## Required work
If a line of the listing contains the string "JSON", return that line.

Segment Open

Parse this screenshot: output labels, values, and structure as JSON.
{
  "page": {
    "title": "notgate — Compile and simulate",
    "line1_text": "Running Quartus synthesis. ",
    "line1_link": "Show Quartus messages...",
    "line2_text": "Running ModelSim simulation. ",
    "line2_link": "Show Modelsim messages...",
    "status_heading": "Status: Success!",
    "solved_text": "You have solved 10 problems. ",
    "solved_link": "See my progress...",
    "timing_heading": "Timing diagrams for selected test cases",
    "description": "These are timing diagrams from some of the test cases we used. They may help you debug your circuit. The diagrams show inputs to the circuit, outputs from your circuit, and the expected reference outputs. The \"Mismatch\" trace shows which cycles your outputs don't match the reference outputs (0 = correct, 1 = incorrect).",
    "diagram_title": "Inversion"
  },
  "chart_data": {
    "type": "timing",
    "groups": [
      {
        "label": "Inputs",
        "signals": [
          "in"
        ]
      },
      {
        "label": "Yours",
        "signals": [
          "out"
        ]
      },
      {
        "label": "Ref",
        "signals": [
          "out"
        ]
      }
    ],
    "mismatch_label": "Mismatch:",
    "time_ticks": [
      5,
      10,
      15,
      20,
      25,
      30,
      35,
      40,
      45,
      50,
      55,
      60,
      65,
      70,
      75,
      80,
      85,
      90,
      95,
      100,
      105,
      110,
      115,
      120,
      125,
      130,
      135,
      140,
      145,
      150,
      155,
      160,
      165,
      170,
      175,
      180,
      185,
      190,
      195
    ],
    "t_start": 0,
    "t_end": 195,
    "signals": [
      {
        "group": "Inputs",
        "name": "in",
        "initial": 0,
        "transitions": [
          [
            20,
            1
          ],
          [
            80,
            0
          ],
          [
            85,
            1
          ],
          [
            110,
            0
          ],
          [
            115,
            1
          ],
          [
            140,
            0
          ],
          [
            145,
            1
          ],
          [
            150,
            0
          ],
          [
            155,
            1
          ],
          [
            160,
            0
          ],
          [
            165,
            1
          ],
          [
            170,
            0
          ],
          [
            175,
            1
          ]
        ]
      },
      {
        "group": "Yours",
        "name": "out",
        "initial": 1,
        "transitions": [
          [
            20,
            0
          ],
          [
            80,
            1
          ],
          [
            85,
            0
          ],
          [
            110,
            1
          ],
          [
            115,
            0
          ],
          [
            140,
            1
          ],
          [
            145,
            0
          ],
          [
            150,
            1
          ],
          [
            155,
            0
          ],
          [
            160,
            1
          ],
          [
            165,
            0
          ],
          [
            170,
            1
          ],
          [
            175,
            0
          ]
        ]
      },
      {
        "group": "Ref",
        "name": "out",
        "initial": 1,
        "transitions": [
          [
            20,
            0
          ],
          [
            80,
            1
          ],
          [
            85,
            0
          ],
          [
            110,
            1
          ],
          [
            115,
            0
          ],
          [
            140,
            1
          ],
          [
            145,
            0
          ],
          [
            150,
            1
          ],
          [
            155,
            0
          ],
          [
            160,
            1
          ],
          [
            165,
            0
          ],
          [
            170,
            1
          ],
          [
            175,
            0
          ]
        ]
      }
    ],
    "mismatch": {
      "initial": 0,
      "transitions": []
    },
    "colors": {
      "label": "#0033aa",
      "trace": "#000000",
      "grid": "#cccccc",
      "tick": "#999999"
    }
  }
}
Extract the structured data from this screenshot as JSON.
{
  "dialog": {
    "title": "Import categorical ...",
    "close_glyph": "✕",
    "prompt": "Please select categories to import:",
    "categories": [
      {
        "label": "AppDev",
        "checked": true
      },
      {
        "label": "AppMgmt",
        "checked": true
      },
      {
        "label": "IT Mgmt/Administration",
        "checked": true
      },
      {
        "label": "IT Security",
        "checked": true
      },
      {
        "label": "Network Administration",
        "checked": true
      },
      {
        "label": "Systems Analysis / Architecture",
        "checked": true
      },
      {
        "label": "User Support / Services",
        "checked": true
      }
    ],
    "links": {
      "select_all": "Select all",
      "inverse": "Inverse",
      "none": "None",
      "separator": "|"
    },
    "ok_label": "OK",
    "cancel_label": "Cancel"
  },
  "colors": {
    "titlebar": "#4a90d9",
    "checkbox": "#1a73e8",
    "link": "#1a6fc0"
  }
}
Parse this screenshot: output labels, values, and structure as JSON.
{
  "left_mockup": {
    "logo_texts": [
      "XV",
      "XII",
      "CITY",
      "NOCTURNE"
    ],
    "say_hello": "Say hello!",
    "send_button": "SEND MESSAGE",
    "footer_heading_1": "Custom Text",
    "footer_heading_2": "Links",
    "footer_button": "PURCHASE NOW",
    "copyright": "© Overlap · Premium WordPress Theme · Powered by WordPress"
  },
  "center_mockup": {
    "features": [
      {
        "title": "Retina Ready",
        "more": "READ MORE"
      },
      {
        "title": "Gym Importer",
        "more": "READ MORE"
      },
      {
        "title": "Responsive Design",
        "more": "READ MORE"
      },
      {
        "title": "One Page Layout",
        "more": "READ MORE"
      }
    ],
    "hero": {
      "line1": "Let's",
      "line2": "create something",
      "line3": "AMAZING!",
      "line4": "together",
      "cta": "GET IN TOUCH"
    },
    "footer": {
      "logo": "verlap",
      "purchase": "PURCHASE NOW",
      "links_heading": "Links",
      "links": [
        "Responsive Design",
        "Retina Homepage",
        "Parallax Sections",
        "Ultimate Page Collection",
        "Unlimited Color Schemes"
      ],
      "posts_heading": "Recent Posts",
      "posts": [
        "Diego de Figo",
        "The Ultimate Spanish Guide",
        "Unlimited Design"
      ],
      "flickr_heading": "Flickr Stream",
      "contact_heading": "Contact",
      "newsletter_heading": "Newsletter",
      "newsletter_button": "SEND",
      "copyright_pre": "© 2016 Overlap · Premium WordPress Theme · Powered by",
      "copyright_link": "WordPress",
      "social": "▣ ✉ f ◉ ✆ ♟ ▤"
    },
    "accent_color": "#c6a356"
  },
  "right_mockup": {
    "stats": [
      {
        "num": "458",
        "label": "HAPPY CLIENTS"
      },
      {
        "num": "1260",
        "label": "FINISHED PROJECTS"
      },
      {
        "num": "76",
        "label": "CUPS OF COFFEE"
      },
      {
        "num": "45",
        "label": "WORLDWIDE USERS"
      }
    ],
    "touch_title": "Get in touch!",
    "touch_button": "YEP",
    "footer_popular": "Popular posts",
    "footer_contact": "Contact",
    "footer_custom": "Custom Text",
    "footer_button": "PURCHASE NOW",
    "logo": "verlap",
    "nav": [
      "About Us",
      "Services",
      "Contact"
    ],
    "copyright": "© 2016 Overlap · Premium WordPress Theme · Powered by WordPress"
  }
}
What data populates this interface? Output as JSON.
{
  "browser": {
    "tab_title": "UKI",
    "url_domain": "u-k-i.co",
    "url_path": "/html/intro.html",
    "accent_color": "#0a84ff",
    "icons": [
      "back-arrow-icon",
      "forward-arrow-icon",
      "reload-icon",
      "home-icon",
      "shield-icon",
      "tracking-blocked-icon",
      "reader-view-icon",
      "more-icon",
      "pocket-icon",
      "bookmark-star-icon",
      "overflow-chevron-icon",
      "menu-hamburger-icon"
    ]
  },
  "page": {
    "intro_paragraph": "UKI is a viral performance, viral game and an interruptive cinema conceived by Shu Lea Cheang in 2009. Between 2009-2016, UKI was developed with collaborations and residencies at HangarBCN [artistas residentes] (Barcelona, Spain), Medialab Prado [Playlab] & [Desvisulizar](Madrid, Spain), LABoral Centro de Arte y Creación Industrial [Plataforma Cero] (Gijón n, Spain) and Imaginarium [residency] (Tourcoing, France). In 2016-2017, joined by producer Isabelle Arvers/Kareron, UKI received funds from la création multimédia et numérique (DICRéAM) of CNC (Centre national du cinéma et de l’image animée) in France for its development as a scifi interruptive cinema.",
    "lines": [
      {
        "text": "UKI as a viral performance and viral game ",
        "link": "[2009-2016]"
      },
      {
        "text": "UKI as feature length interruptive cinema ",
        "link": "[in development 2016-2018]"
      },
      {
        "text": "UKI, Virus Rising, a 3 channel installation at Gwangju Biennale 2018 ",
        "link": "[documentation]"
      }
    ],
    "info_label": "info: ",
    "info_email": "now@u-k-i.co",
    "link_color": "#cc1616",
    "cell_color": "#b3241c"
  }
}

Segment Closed

## Exercise solution
Parse this screenshot: output labels, values, and structure as JSON.
Extract the structured data from this screenshot as JSON.
Parse this screenshot: output labels, values, and structure as JSON.
What data populates this interface? Output as JSON.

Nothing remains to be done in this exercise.